In the letter, addressed to Gaming Commission Chairman Peter Bernhard, Siller clarified his position on the Hard Rock matter, saying he was concerned that despite promises from company management that they would avoid problems with the compliance committee in place, that didn't happen.

"In particular, concerning advertisements, I was told, both in writing and orally, that future Hard Rock advertisements which contain 'questionable elements,' would be channeled through the compliance committee," Siller's letter said. "This committee was composed of Hard Rock management and other individuals experienced in gaming in Nevada and sufficiently mature to assure that any advertising or promotion effort to reach the young crowd would not violate gaming regulations. Unfortunately, I have been disappointed."

Siller concluded his letter with a threat.

Assuming that the commission was on track to approve the settlement, Siller wrote, "Should the Hard Rock fail in in this effort again, I will seek for other board members' and the commission's consideration, not a fine for any subsequent failure, but disciplinary action against its license."
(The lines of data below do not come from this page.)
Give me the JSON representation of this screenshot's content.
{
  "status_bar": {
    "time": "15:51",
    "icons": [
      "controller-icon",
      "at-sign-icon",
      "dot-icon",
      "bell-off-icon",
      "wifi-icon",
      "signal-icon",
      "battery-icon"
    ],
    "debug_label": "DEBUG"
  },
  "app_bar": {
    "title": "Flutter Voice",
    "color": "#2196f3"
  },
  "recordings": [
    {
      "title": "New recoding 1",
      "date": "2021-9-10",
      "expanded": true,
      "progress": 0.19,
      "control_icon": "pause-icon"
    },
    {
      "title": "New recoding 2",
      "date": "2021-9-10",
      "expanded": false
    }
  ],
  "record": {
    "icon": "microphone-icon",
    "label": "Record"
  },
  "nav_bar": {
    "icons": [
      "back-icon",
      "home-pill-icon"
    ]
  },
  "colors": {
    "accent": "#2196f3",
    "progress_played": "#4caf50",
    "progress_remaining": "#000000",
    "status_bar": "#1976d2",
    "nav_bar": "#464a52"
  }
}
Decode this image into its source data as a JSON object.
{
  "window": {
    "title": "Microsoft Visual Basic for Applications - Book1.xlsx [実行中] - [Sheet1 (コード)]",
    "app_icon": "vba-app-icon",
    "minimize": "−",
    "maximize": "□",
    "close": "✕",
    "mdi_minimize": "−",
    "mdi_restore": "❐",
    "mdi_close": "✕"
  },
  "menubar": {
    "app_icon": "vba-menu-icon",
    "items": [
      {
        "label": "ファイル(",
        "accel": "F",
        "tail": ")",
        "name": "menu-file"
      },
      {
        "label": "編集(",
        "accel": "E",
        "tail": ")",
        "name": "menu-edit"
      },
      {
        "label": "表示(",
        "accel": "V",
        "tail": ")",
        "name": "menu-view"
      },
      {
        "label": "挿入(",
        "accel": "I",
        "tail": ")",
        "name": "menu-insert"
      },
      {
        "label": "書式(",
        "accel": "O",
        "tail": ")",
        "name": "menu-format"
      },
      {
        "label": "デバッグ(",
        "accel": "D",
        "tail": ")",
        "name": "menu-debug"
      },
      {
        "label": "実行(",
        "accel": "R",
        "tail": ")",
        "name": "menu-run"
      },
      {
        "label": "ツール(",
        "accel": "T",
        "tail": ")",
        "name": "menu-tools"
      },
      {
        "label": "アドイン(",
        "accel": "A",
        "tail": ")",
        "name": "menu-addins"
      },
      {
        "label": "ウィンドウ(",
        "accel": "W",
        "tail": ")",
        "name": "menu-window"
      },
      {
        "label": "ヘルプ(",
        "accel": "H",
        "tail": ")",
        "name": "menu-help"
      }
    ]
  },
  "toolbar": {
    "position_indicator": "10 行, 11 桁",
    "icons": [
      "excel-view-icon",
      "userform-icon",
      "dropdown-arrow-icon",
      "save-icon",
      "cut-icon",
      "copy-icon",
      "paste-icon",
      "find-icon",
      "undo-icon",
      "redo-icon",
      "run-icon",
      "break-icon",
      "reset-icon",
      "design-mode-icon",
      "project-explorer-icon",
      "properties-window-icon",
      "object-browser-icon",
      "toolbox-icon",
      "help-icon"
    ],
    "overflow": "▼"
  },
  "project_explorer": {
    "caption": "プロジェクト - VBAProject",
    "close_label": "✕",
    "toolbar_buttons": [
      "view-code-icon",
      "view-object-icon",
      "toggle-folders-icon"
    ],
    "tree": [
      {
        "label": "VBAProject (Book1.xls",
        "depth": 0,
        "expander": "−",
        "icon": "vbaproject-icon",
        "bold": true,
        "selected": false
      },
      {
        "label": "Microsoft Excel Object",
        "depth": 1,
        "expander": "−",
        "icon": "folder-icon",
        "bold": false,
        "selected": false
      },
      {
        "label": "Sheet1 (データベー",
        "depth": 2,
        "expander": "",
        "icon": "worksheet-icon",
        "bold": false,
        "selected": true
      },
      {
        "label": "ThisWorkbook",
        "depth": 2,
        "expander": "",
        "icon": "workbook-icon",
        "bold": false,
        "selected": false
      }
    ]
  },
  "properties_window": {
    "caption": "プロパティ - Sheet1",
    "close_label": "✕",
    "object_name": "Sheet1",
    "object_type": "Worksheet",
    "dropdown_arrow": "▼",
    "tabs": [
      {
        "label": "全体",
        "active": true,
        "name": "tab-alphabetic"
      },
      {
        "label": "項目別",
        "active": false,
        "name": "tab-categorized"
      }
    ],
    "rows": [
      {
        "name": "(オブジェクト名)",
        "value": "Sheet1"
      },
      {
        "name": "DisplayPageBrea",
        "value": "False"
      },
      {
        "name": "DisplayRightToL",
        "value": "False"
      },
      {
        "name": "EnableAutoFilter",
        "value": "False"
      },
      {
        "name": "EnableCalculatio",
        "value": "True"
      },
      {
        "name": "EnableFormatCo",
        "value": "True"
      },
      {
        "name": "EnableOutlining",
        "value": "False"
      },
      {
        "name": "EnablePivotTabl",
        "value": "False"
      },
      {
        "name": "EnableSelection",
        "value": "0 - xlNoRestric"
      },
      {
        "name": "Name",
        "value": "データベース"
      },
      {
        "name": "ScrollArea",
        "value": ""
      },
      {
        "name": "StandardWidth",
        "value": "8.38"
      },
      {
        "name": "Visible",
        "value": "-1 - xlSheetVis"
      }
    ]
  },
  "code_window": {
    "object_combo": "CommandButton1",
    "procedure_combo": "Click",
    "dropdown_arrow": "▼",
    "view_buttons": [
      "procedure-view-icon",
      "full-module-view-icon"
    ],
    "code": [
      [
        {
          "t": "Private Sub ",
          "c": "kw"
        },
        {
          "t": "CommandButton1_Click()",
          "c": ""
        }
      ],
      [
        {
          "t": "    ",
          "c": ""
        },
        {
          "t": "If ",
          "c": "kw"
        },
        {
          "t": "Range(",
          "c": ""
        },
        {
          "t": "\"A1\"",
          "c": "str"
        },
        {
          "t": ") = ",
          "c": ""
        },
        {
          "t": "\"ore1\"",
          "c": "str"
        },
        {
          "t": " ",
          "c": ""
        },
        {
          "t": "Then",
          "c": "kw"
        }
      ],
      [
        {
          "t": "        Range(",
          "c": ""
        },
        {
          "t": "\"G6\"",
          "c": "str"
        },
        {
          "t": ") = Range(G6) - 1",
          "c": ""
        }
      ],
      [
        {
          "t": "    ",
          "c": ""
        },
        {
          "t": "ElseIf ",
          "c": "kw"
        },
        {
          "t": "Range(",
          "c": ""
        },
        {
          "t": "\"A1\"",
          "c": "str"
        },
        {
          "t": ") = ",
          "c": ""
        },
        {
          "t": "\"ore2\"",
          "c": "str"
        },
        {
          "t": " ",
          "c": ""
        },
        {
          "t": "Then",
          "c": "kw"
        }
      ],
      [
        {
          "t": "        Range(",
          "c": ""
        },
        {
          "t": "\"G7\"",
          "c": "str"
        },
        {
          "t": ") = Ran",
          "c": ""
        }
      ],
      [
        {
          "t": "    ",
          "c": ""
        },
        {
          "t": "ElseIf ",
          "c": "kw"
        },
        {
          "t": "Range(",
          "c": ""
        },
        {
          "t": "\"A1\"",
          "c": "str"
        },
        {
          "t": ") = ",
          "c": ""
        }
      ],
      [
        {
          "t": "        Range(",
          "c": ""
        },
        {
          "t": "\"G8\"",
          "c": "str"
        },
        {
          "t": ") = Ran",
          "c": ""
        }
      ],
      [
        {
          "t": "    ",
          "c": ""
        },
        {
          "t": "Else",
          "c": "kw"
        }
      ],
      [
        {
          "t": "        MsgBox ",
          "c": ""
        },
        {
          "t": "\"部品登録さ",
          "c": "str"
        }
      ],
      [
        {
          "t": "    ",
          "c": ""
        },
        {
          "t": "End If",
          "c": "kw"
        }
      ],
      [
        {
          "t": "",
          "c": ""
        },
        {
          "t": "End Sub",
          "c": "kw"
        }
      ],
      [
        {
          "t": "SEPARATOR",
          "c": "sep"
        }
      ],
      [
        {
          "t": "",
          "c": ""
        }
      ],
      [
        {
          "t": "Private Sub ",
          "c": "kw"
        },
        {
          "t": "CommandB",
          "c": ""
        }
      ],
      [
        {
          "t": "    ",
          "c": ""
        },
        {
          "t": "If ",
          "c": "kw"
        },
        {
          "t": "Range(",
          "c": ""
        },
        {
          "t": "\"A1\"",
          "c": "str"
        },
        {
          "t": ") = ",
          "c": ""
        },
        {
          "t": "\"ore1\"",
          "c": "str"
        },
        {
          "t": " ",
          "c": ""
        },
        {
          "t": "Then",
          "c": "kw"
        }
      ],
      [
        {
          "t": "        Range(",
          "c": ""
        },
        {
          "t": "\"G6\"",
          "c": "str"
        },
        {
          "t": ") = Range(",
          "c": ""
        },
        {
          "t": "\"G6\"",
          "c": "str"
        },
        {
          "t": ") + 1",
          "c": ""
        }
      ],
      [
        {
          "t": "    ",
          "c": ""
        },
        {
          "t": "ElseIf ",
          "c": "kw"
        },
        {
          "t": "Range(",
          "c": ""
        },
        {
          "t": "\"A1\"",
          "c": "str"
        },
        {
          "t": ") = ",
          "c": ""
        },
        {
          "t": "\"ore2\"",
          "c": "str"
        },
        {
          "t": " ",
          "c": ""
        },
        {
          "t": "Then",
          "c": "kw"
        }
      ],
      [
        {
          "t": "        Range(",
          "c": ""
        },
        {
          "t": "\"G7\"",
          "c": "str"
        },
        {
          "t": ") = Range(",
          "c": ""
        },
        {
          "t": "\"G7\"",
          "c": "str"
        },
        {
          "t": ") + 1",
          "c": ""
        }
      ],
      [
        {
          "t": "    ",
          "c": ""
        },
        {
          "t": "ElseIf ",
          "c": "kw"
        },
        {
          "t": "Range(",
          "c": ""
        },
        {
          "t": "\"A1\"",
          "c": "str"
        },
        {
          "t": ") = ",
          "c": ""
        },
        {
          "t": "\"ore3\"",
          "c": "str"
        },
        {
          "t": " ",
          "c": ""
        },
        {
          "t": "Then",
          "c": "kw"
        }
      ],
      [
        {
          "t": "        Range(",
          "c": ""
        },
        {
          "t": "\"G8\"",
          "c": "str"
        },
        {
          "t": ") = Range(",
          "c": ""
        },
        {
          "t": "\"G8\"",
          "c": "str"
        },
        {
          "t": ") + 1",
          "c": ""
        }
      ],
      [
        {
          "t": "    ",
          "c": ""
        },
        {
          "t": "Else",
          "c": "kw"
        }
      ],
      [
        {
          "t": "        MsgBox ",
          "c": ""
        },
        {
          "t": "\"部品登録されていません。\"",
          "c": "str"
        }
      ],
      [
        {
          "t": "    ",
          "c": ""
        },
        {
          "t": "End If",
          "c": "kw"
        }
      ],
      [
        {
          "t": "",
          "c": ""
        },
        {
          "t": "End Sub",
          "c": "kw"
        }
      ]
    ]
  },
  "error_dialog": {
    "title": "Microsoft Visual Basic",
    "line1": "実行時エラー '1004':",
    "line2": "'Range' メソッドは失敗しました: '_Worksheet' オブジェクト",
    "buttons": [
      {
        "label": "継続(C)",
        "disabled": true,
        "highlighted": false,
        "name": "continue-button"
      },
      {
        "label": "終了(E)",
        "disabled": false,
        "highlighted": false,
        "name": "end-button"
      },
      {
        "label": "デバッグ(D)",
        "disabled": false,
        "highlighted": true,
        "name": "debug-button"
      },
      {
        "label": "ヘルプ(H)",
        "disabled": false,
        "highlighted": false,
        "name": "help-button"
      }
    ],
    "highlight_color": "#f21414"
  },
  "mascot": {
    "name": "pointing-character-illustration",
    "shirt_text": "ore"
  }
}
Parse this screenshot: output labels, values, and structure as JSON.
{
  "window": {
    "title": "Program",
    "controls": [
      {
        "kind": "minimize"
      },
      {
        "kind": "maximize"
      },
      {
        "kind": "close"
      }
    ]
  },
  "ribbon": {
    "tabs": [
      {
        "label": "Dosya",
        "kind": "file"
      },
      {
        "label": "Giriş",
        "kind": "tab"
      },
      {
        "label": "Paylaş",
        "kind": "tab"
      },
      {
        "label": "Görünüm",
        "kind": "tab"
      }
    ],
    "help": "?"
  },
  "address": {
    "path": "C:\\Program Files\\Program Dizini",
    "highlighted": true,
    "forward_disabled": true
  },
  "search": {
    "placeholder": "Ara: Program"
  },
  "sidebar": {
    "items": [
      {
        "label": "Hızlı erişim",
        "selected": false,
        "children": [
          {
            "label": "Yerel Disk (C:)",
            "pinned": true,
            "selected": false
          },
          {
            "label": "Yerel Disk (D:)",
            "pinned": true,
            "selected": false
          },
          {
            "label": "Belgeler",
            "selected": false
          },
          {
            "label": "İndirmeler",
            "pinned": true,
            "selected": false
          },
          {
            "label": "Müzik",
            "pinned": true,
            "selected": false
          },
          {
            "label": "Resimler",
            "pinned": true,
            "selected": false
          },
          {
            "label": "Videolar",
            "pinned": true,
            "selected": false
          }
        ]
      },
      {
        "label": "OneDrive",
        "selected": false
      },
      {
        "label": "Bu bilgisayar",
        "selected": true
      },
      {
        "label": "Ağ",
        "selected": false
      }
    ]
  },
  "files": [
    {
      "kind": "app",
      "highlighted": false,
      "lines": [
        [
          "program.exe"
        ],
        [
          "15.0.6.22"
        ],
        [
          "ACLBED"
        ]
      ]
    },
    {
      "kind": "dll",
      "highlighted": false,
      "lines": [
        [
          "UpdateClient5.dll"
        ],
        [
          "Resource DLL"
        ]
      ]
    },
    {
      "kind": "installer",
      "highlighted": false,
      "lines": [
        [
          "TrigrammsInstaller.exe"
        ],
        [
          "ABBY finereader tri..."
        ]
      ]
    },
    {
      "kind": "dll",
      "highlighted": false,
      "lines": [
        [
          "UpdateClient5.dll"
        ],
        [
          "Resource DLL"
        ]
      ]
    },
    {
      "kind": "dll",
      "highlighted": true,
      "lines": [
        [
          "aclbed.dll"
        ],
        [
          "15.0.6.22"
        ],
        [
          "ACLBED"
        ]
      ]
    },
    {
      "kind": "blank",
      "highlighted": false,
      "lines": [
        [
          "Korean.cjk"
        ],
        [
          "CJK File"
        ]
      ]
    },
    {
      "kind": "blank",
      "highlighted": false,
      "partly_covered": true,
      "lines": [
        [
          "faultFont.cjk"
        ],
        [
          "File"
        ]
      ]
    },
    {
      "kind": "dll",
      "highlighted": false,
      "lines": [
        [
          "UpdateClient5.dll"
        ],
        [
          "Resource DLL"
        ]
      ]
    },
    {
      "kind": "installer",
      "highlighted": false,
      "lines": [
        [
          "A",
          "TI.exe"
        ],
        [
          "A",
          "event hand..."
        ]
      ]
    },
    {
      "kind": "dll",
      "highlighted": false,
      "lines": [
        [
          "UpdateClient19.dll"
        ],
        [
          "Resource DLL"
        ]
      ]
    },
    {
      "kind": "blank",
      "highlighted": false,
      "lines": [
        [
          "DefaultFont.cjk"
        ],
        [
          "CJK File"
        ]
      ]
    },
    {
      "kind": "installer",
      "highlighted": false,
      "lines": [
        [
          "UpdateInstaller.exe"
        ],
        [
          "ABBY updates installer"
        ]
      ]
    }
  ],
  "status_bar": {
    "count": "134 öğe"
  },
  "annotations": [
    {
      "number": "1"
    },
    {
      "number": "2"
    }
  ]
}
Meanwhile, on the periphery of the issue, is another thorny conflict.

Carole Gates, who represented American Mothers Inc., told commissioners she was happy that they were examining advertising issues.

Speaking in a public comment session prior to deliberations on the Hard Rock issue, Gates said, "I represent thousands of mothers here in town and across the nation who are so grateful that you have upheld our community standards by fining the Hard Rock Hotel and Casino for its vulgar billboards."

Gates said she knew the commission was not addressing sexual content in its review but saw an opportunity to make her point about what she considers obscene billboards.

"We, who are here today, are not puritans nor prudes," Gates said. "But we are decent people, as are you, who want our children and families to experience the good of Las Vegas and Nevada. We look to you to protect us."

On the other side of the issue is the American Civil Liberties Union of Nevada. Gary Peck, the state ACLU's executive director, said his organization is ready to go to bat for any gaming company that wants to challenge regulations and "the commission's claimed authority to act as censor."

"Very clearly, the government does not have the ability under the Constitution to sanction lawful advertising because the government doesn't think it fits with community standards of good taste," added Allen Lichtenstein, ACLU of Nevada general counsel.

Lichtenstein also called the Gaming Control Board's complaint against the satirical advertising as "a bogus issue."

"Nobody seriously can believe that the Hard Rock was advertising for people to come and cheat the Hard Rock," Lichtenstein said. "That notion is silly. Clearly, it was a play on words. It exemplifies why the Constitution and the Supreme Court do not permit government agencies to act as a censor because results may be politically popular among some people."

What happens next?

The Gaming Control Board and the attorney general's office will develop a case against the Hard Rock and the Gaming Commission will schedule a hearing. Initially, commissioners said a hearing could occur in July. Cowan said it may take longer to develop the case, considering that it took from January to May to hammer out the aborted settlement agreement.

Cowan and Silver said they weren't optimistic that any new settlement agreement could be presented soon.

"It's clear to me that they desire to have a hearing," Silver said.